[Start of section]

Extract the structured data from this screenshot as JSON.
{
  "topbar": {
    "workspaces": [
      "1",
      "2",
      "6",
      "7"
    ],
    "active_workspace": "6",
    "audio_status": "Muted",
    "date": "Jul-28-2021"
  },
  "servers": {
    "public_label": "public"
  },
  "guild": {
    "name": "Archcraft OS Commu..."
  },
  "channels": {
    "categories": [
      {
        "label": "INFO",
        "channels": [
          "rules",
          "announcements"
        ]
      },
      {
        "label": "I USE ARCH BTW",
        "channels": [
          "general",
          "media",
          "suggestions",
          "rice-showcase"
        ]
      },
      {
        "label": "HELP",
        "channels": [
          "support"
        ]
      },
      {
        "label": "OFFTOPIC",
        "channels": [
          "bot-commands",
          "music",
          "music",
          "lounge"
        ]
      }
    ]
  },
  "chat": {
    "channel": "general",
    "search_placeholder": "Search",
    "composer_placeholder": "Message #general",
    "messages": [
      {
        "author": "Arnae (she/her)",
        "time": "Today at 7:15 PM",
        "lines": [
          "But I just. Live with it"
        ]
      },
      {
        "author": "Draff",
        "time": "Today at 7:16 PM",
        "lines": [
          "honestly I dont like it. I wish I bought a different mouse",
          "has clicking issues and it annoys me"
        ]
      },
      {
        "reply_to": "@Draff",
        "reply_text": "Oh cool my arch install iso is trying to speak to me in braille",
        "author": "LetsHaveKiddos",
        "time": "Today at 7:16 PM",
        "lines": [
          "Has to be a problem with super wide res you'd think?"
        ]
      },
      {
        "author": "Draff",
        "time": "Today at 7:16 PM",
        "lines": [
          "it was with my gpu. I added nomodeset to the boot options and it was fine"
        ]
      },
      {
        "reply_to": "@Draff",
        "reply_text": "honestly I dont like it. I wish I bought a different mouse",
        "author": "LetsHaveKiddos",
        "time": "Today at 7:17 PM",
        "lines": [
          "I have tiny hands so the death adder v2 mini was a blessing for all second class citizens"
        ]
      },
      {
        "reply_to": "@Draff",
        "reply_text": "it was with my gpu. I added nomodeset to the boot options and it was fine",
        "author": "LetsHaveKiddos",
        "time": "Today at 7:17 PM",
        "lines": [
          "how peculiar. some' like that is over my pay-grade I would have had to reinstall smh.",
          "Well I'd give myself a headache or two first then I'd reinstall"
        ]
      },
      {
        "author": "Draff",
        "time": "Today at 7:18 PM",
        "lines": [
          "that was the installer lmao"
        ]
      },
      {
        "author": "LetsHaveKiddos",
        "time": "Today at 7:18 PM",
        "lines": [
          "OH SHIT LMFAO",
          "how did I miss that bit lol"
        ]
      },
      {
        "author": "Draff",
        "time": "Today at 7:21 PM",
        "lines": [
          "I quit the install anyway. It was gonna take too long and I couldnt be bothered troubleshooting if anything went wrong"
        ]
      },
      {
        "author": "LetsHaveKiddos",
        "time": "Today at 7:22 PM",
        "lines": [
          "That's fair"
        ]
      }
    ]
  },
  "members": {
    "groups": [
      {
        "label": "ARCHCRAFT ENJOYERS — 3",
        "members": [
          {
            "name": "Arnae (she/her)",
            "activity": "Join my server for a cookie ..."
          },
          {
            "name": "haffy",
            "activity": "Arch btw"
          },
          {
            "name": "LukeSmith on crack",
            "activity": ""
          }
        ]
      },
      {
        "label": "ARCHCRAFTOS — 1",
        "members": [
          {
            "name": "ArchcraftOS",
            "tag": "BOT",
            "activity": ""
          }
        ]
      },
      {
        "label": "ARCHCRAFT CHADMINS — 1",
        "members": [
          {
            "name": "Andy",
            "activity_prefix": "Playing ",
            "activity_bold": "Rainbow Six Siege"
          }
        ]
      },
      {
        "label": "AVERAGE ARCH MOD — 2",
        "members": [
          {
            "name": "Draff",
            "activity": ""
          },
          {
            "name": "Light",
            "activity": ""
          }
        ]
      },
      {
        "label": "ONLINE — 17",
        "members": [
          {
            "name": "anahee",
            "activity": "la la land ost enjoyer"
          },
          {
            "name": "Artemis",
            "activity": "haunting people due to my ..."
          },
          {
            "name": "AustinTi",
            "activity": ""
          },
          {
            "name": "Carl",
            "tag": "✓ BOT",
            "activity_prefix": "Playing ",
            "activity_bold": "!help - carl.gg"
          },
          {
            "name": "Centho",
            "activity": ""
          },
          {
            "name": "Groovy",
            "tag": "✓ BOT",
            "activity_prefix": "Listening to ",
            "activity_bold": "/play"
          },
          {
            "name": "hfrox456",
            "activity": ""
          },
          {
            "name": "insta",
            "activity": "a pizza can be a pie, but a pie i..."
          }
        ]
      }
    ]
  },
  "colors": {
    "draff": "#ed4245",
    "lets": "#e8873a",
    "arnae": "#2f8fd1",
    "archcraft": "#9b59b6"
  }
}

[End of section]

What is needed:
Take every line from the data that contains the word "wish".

Exercise result:
          "honestly I dont like it. I wish I bought a different mouse",
        "reply_text": "honestly I dont like it. I wish I bought a different mouse",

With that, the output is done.